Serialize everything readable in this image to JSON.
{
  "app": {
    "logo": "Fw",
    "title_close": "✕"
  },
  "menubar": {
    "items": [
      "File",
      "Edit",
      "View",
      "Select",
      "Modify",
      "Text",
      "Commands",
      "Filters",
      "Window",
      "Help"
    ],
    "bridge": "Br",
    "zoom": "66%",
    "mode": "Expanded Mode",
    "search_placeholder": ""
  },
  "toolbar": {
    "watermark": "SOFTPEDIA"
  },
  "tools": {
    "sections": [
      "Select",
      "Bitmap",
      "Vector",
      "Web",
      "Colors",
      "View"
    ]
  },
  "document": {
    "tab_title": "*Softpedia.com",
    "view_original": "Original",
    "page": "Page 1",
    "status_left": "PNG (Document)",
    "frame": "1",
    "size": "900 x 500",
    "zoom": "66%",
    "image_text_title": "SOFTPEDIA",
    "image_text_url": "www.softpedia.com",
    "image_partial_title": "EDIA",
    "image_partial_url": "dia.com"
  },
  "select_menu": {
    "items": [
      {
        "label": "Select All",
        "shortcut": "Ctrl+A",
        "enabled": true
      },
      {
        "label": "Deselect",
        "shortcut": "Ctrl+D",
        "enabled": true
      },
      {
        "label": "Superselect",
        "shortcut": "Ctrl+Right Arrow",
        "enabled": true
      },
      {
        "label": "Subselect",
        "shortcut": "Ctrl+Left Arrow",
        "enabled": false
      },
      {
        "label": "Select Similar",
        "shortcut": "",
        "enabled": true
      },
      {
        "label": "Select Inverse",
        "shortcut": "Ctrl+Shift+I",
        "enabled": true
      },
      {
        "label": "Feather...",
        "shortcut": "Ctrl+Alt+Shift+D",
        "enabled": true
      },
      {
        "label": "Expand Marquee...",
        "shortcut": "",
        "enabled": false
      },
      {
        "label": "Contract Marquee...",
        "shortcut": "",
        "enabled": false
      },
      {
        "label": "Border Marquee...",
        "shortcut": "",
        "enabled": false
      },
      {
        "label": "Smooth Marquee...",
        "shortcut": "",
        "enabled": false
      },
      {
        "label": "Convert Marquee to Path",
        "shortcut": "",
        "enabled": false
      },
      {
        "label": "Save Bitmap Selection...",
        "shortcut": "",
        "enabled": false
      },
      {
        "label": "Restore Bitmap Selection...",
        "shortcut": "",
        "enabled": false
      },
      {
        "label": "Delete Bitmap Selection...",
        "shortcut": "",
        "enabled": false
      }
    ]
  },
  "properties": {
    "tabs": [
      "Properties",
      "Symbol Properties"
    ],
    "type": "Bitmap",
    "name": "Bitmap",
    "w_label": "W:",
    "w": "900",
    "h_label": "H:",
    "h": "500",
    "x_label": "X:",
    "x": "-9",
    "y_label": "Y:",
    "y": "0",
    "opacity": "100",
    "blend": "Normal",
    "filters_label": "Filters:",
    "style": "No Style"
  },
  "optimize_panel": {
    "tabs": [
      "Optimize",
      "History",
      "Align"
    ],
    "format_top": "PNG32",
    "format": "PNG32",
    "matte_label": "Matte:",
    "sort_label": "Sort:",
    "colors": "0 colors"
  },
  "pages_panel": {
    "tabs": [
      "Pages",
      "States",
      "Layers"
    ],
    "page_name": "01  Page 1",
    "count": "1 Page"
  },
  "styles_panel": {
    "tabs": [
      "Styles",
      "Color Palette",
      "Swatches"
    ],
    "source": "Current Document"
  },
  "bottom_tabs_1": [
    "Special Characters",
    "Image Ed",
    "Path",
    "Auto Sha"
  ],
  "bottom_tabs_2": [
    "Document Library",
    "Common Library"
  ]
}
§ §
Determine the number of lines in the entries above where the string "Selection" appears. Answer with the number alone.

3